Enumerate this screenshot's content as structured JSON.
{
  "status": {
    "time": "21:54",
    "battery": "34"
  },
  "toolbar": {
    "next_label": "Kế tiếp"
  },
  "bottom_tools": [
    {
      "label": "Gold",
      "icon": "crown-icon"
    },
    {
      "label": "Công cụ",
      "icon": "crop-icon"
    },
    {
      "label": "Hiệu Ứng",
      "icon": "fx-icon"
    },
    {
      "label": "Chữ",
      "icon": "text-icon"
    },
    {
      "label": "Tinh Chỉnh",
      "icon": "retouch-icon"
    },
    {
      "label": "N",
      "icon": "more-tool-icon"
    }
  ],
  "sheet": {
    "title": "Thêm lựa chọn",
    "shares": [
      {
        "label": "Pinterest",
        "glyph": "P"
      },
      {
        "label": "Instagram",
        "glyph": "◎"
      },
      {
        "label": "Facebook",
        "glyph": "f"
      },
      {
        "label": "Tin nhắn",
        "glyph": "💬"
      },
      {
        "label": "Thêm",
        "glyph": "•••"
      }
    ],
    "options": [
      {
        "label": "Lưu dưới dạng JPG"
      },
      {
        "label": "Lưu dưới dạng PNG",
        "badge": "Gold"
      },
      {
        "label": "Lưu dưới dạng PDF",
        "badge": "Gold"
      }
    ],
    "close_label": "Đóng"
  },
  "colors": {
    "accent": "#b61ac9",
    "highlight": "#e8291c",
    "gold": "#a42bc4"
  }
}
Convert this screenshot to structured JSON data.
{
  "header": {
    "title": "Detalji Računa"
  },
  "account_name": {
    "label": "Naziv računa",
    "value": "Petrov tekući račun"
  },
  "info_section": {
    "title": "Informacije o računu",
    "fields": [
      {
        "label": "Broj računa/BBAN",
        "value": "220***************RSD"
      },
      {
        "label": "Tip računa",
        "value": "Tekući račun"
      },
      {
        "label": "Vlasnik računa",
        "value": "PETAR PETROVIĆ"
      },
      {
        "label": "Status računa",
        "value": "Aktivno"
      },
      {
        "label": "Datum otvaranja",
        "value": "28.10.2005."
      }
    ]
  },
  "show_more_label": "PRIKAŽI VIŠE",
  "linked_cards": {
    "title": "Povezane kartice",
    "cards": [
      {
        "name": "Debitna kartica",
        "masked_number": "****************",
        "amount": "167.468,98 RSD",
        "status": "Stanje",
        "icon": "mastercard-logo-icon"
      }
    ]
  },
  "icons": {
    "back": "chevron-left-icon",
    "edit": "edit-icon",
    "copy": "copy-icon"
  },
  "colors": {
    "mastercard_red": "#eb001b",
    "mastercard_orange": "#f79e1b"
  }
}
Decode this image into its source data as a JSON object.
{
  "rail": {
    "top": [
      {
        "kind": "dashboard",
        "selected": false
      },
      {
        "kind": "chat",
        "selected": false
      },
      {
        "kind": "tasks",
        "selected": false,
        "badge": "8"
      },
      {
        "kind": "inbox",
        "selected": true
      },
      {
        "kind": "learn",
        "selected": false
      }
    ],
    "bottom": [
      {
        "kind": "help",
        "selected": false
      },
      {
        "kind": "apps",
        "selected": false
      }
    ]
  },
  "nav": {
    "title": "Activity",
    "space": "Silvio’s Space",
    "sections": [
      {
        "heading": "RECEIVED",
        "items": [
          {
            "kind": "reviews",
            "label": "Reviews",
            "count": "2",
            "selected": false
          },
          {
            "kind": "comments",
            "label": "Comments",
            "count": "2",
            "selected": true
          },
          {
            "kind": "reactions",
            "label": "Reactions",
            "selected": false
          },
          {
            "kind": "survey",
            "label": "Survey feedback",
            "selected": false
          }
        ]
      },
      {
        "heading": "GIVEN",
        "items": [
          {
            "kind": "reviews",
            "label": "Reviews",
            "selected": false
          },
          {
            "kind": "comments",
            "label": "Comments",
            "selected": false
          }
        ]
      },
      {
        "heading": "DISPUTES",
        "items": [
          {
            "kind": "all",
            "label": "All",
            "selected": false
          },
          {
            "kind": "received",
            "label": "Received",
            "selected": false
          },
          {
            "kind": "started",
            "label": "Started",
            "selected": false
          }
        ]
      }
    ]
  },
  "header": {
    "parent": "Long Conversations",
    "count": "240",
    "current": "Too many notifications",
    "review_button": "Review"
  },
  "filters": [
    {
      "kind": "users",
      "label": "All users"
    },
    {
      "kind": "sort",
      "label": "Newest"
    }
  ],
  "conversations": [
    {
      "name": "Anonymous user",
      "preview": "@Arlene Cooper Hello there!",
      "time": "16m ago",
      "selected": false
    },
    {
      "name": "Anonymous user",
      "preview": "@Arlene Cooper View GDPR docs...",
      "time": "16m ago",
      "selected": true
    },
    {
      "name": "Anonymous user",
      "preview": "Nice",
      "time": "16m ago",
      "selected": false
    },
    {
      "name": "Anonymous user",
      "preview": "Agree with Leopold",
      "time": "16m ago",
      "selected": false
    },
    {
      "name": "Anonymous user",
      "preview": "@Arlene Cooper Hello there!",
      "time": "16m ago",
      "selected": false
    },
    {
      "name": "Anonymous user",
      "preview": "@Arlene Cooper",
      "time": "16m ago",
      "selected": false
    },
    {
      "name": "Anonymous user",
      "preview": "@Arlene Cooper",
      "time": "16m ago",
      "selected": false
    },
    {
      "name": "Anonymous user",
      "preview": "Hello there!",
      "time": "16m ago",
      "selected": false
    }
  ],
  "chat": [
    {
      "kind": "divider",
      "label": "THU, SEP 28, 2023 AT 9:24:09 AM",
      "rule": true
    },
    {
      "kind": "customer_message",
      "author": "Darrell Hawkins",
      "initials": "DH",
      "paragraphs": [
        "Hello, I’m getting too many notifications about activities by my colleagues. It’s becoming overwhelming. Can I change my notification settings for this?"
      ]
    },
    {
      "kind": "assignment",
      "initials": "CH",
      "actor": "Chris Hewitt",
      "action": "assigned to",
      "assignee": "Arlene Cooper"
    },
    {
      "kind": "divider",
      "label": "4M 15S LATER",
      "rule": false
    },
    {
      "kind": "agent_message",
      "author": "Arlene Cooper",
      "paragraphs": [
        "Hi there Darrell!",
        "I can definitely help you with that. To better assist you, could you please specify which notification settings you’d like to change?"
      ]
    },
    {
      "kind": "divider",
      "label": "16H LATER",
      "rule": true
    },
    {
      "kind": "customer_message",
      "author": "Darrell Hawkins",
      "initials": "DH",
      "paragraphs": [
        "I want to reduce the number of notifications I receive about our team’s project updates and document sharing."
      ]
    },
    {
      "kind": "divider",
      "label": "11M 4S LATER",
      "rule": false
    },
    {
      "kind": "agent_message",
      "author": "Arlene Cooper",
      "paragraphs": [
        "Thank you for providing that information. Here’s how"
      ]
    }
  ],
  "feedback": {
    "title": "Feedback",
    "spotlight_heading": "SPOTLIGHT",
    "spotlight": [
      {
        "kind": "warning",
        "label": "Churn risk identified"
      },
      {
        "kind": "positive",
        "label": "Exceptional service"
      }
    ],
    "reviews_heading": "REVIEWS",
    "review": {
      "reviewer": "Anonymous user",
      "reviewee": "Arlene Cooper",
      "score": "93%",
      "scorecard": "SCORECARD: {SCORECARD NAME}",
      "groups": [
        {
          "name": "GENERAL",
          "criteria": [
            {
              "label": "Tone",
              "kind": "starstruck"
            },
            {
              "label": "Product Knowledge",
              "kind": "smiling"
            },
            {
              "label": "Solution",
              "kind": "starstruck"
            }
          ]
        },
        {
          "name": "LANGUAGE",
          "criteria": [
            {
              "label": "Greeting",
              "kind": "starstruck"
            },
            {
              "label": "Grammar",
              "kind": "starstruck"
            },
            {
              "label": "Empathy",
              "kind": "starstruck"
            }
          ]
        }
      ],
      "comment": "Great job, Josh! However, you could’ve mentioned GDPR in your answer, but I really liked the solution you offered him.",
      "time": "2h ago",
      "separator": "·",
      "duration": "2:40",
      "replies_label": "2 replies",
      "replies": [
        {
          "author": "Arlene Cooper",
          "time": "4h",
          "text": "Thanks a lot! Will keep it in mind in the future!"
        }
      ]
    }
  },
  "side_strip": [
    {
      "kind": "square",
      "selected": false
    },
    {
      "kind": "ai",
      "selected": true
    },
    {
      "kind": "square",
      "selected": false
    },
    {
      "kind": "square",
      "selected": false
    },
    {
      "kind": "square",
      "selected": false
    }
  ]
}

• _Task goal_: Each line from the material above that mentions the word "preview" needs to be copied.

• _Output below_:
      "preview": "@Arlene Cooper Hello there!",
      "preview": "@Arlene Cooper View GDPR docs...",
      "preview": "Nice",
      "preview": "Agree with Leopold",
      "preview": "@Arlene Cooper Hello there!",
      "preview": "@Arlene Cooper",
      "preview": "@Arlene Cooper",
      "preview": "Hello there!",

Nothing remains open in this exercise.